While the high functioning alcoholic may be late to (or miss) work or forget a family obligation, he usually is good at hiding the extent to which drinking takes up his time, thoughts and activities. From the outside, the functional alcoholic may look “normal” or “fine.”
Living with a functioning alcoholic
In many cases, a person who is addicted to alcohol will make the decision to seek help for the alcoholism following an incident or trend that affects that individual (as well as family, friends, co-workers, etc) in a negative way. In the case of functioning alcoholics (and their spouses, loved ones, friends, etc), this dynamic is a bit “off.” Because of the hiding associated with acting “normal” in the “real” world while being an addict in a secret personal world, there is often a high level of denial at play here.
Oftentimes, unfortunately, high functioning alcoholics, who are living double lives that include hidden heavy drinking, are among the last to think they need help, or to seek it. Those who live with a functioning alcoholic know this better than anyone else.
Signs of a functional alcoholic
High functioning alcoholics can consume as much alcohol as any other alcohol abusers, but because they are skilled at hiding the typical alcoholic behavior, they may develop a very high tolerance to alcohol. They often drink alcohol in relatively large amounts, feeling a “buzz” only at this very high level of consumption. This high tolerance often characteristic to functional alcoholism is particularly dangerous, potentially resulting in grave health issues, organ damage and even death.
Getting help for the high functioning alcoholic
Because of their ability to function at a high level (especially when compared to the more common conception of the alcoholic as a “sloppy drunk”), functional alcoholics—as well as their husbands, wives, friends, siblings and others – sometimes find it even more difficult to admit there is a problem that requires outside help than other alcoholics and their loved ones do.
This is because in many cases, the HFA isn’t considered by others or by himself as an alcoholic. In fact, these men and women may go undiagnosed and regarded as someone who can “hold his liquor.” Like any other alcoholic, the longer the functioning alcoholic goes without treatment, the more damaging the addiction can be.
Who is the High Functioning Alcoholic?

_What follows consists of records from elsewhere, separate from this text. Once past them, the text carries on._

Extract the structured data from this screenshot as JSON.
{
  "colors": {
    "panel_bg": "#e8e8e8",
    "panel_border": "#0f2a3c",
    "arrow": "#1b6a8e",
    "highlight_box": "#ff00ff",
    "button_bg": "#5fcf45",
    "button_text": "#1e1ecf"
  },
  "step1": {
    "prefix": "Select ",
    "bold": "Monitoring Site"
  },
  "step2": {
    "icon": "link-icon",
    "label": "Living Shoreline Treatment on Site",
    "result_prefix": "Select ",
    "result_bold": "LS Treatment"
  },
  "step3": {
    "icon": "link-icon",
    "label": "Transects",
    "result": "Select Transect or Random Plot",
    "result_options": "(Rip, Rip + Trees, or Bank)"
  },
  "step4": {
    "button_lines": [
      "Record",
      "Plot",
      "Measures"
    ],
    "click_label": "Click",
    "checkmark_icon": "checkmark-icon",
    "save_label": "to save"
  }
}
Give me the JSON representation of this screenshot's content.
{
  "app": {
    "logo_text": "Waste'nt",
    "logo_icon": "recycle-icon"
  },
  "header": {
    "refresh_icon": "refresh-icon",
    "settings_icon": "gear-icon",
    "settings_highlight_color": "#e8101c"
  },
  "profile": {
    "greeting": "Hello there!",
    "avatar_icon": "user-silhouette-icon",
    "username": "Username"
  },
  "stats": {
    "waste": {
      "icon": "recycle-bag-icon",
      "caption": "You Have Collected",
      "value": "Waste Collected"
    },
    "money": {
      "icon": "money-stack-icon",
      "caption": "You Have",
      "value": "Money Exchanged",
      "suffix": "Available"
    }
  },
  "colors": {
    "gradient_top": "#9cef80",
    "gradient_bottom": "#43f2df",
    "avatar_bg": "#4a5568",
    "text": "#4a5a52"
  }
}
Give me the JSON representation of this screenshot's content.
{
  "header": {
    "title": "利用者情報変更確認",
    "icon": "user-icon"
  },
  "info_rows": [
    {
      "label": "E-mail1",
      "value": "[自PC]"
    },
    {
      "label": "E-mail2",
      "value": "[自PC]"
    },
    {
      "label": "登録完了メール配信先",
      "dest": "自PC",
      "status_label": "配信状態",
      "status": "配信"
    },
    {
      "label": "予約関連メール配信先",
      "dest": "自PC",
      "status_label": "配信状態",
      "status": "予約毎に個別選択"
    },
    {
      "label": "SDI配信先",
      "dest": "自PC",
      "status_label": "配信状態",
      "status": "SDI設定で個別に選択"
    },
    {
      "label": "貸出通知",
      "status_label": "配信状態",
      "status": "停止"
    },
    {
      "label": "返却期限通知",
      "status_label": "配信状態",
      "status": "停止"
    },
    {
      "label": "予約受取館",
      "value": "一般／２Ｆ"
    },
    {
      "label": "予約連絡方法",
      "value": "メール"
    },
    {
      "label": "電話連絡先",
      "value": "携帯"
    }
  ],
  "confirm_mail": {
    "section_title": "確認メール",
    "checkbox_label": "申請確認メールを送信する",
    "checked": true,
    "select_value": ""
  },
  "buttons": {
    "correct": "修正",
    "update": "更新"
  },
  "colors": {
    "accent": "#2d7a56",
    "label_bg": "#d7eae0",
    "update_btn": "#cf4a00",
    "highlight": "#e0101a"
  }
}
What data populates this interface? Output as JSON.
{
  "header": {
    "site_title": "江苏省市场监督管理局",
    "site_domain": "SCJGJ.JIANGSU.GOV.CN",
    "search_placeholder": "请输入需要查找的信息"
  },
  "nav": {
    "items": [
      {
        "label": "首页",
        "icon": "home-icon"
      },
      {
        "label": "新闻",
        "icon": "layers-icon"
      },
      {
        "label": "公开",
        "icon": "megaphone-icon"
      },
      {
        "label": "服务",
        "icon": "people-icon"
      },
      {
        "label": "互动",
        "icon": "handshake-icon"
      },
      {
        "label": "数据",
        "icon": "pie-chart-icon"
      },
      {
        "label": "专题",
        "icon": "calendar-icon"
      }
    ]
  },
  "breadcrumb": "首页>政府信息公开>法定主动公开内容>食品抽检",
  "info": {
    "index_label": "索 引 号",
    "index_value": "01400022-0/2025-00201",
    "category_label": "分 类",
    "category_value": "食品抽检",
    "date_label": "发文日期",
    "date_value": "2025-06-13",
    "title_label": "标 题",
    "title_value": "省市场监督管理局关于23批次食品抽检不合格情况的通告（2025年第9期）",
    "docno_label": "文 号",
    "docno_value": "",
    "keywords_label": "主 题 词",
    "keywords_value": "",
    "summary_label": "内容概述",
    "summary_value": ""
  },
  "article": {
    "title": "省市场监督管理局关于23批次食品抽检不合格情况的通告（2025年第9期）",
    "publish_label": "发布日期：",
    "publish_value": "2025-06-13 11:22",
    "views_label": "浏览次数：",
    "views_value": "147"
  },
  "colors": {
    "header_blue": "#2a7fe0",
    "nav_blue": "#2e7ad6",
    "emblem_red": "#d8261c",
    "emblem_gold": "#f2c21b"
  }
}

One more important point to make about this type of alcoholism is this: HFAs, who can be found in all walks of like and are of all ages, are made up of about half men and women equally.